If it was a competition
then I lost before it began
but I didn’t mind
because Richard was older than me,
more confident, and I was shy.
He’d been to college, I hadn’t
but because of the war he’d enlisted
and so had I and we wound up
on the same Air Force base.
Sunday night youth group
at the Baptist Church.
Glenna was the prettiest
of the highschool girls
and the most open to flirtation.
I was attracted but hesitant;
Richard less so. He had a fiancé
in San Diego but San Diego
was four hundred miles away
and Glenna was in Merced.
He didn’t describe what they did
together and I didn’t ask
although he knew that I knew
that they’d become lovers.
It wasn’t a long-lasting affair.
Richard’s enlistment was up
and he headed back to San Diego
to finish college
and marry his fiancé.
Glenna and I became friends.
She seemed older than she had
when I first met her
but she was fun to be with
and I got to know her parents
and enjoy the time I spent with her.
But we never made love together.
Perhaps I was too shy or perhaps
I needed a friend more than I needed
a sexual adventure. Life’s a here
and gone thing for a lonesome G.I.
Discoveries: Veracruz, Mexico, 2018
Those with Perla María watch her place
the short-handled shovel she’s been using
beside her open pack and tug her jeans
over what once was a youthfully sexy figure.
“Cuántos más?”—“How many more?” Not a question
that seeks an answer. But “Demasiados”—too many—
Joaquín murmurs. As though fondling
sacred jewels he lays two portions
of a broken skull and a splintered piece
of collarbone on a ragged piece of bedsheet.
Eyes half-closed, lips torqued downwards,
Perla María reaches towards it, then lets her hands
drop into her lap. “Just those, nothing more?”
“It was a shallow grave,” Joaquín pronounces professorially.
“Shallow because others are under it,” María del Carmen
grunts. A big woman, wide-hipped, big breasted,
sturdy despite three husbands, motherhood,
sixty years of work, she hands Joaquín a moldy piece
of paliacate they’d found beside the skull pieces.
“Campesino,” Joaquín murmurs. “Young,
don’t you think?” “They’re all young!”
Perla María snaps. Then, almost inaudibly,
“Salvador was seventeen.” María del Carmen’s fingers
seek the younger woman’s shoulder. “Si quiere..?”
but Perla María shakes her head. “We need
to go on.” Lips tightly together she forces
a smile. “Like Joaquín says, we can rescue
them from nowhereland. Rescue ourselves—”
“From not knowing,” María del Carmen murmurs,
Forcing smile of her own. Joaquín nods,
glances at his watch and picking up his shovel
suggests, “We’ll dig a little deeper,
maybe find another body further down.”
Her desire, her deepest desire,
was to have a gun, kill someone.
Narcos.

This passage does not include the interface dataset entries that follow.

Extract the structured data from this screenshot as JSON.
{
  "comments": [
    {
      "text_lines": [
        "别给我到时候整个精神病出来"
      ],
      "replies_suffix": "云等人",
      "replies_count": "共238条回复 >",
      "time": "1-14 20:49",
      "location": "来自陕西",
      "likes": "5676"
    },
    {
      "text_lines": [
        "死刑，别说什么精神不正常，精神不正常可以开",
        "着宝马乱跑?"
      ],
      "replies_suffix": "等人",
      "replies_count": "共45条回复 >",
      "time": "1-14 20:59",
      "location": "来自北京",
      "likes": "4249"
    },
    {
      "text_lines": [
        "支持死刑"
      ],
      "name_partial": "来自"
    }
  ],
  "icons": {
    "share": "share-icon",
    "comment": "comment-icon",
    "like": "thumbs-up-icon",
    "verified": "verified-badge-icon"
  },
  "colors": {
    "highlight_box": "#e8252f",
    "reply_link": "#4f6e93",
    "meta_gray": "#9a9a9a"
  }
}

Police. “You can’t trust either,”
her husband admonished. “Those who protest
become victims themselves.”
“Then I’ll take them with me!”
But she’d never fired a gun,
never owned one. The police laughed
when she demanded they do something.
One of them suggested they’d be glad
to do something sexual. Mexican justice!
In the marketplace she burst into tears.
“I can’t stand it! I hate it! I wish
I was dead!” she told the woman
who tried to comfort her, “you don’t—!”
then saw pain in the woman’s eyes.
“My daughter,” the woman murmured,
“two years ago.” “And you haven’t—?”
“We’ve found others,” the woman
shook her head, “by digging.”
Perla María still fantasizes having
a gun, killing someone. Narcos.
Police. But the digging helps.
Fosas clandestinas. Unmarked graves.
Hundreds of them. With the others,
each of them thinking The next one?
Maybe the next body will be Joselito’s?
Olga’s? Agustín’s? she marks the locations,
breathes in the smells, shares being
parent of a victim. Shares doubt
that there exists a God who cares.
Robert Joe Stout is a Mexico City College graduate who works as an freelance journalist in Oaxaca, Mexico. His poetry has appeared in over 200 journals and magazines, including The Beloit Poetry Journal, Slant, offcourse, The New York Times and Poem.